More than 1,500 New Yorkers gathered today in Manhattan to mourn the death of a 32 year-old gay man, who was shot down on Friday just blocks away from the historic Stonewall Inn in an apparent act of anti-gay bias.
Chaim Levin Speaks Out for LGBT Orthodox Jews
More voices are speaking out about their experiences with JONAH, a so-called “ex-gay” program aimed at the Jewish community. Chaim Levin was raised in an Orthodox Jewish community and now identifies as both gay and Orthodox. Levin was recently interviewed by Jacques Berlinerblau, director of the Program for Jewish Civilization at Georgetown University, for the Faith Complex series in the Chronicle of Higher Education. Berlinerblau interviewed Levin after Levin’s video for the It Gets Better project was met with accusations of “self-indulgence” from other members of the Orthodox community. The article’s author, who knew Levin from summer camp, asks why Orthodox LGBT people cannot “struggle silently and heroically as do so many others?”
Chaim Levin’s answer to his detractors is simple: LGBT acceptance in the Orthodox community is a matter of life and death. Levin has chosen not to identify with more progressive movements within Judaism, all of which are accepting of LGBT people, because he wants to help other LGBT Orthodox Jews avoid the pain and hopelessness he experienced.

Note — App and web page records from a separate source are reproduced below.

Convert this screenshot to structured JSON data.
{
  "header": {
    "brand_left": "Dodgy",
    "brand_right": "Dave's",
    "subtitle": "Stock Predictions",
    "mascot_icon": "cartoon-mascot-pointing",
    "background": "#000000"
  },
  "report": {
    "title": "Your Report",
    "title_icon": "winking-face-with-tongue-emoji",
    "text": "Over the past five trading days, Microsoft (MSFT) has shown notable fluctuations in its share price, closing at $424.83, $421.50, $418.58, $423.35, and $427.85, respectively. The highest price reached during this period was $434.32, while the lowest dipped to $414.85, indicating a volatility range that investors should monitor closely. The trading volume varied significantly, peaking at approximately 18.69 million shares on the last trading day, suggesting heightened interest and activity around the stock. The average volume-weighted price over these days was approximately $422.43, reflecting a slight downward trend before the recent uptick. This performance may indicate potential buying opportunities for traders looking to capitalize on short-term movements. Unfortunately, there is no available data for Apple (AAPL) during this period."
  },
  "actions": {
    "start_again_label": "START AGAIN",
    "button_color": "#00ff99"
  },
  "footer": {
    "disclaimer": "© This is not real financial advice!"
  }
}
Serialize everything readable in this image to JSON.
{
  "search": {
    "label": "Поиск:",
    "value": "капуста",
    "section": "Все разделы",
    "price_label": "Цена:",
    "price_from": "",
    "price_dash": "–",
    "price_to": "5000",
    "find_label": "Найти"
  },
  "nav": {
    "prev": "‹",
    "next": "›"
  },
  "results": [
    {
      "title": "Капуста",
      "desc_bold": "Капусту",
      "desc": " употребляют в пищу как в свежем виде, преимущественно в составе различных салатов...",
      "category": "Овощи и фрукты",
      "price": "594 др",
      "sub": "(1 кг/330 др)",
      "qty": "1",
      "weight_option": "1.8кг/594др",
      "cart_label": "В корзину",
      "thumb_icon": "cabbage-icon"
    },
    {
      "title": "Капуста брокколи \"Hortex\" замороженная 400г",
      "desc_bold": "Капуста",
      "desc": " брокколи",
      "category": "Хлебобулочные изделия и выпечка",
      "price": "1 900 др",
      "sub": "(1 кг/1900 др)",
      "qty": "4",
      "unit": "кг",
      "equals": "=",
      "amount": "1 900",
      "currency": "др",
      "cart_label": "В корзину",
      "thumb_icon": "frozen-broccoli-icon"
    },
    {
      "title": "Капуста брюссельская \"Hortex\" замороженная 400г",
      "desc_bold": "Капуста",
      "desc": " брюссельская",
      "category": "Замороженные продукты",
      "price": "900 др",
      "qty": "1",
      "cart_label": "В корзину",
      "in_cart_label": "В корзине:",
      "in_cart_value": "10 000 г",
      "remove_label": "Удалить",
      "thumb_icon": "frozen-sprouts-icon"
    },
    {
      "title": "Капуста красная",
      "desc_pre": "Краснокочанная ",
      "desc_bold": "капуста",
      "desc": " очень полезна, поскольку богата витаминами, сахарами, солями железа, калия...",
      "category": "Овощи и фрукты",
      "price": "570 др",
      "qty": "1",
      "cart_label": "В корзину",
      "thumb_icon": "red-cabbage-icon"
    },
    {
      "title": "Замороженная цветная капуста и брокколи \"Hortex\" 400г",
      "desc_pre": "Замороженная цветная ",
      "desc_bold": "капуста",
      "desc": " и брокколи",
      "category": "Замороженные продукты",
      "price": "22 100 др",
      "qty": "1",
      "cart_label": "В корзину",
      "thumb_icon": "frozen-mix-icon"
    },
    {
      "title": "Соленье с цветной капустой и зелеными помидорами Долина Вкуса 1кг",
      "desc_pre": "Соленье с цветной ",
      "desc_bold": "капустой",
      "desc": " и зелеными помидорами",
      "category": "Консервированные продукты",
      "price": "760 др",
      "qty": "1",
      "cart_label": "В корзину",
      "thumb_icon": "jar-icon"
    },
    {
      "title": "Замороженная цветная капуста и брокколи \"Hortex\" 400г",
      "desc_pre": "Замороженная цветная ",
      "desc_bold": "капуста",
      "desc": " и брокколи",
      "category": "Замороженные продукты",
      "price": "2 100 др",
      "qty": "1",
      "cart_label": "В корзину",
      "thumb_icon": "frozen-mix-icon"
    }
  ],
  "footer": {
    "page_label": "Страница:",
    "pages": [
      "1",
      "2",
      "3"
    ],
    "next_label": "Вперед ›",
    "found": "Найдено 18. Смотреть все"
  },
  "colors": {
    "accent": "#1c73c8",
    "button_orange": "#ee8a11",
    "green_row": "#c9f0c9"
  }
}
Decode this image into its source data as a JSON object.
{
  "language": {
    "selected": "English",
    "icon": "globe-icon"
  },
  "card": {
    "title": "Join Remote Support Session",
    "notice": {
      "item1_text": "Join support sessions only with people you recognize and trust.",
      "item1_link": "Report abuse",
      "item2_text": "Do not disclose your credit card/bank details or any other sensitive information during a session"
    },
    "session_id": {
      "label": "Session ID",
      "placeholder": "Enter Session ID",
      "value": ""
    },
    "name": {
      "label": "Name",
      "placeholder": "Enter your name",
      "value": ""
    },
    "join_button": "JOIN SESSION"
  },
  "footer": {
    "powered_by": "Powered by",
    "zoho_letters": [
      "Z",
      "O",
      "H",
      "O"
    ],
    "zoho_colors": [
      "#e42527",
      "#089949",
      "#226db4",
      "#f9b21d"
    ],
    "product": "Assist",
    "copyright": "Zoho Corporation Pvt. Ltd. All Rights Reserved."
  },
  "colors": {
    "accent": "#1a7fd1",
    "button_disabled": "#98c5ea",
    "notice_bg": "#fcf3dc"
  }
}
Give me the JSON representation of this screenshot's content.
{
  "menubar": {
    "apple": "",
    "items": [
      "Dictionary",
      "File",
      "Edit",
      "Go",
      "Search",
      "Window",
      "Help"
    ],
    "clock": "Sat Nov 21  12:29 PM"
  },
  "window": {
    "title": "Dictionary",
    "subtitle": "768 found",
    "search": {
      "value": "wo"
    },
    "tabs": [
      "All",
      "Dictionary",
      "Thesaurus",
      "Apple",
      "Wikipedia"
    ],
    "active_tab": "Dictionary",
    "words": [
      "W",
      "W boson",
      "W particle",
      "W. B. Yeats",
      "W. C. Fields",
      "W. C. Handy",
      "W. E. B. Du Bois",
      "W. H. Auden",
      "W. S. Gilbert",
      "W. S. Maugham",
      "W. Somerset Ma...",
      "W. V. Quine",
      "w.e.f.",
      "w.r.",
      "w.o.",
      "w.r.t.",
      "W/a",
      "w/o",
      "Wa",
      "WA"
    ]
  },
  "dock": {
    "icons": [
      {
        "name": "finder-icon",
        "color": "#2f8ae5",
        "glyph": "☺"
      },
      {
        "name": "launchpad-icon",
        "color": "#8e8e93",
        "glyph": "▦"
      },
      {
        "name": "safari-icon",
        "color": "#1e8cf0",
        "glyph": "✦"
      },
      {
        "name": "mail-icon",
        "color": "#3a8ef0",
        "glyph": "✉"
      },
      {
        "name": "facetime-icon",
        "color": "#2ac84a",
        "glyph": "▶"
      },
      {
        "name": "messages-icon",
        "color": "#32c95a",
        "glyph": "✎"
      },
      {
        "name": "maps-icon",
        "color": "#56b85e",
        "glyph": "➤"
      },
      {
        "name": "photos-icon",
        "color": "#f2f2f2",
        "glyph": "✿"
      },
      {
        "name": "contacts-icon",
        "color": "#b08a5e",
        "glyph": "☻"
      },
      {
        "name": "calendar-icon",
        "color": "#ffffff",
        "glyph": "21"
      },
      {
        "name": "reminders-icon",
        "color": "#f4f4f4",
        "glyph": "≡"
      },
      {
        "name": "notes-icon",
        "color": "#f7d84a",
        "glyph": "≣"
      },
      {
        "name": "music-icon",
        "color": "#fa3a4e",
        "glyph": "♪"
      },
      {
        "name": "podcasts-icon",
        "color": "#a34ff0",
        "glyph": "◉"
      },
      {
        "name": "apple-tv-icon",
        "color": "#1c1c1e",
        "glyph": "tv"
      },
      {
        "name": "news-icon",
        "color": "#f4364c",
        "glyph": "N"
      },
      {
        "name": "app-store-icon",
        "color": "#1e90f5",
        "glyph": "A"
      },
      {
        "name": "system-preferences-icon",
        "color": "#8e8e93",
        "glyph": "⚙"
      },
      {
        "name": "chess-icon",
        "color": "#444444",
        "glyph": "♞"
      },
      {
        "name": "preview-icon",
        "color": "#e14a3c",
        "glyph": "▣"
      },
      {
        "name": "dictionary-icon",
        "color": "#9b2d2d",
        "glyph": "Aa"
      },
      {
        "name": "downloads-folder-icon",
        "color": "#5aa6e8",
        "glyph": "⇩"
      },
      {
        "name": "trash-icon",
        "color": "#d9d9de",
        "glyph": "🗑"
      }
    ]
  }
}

He wants to help parents understand that sending their children to a program like JONAH will not change their sexual orientation because you cannot “daven [pray] the gay away.” Health experts like the American Psychological Association have denounced and debunked any attempt to “convert” gay people into straight people, but unlike Christian “ex-gay” programs, JONAH seems to focus on what Levin refers to as "fake psychological methods" to change sexual orientation.
GLAAD’s Religion, Faith, & Values program has previously addressed the growing divide within Orthodox Judaism in regard to the place of LGBT Jews. Other advocates, like Jayson Littman, the founder of HeBro, and Mordechai Levovitz, who runs Jewish Queer Youth, have spoken about the importance of acceptance and the dangers of family rejection. We applaud Chaim Levin for his courage in speaking openly about his experiences with JONAH and his commitment to helping other LGBT Orthodox Jews.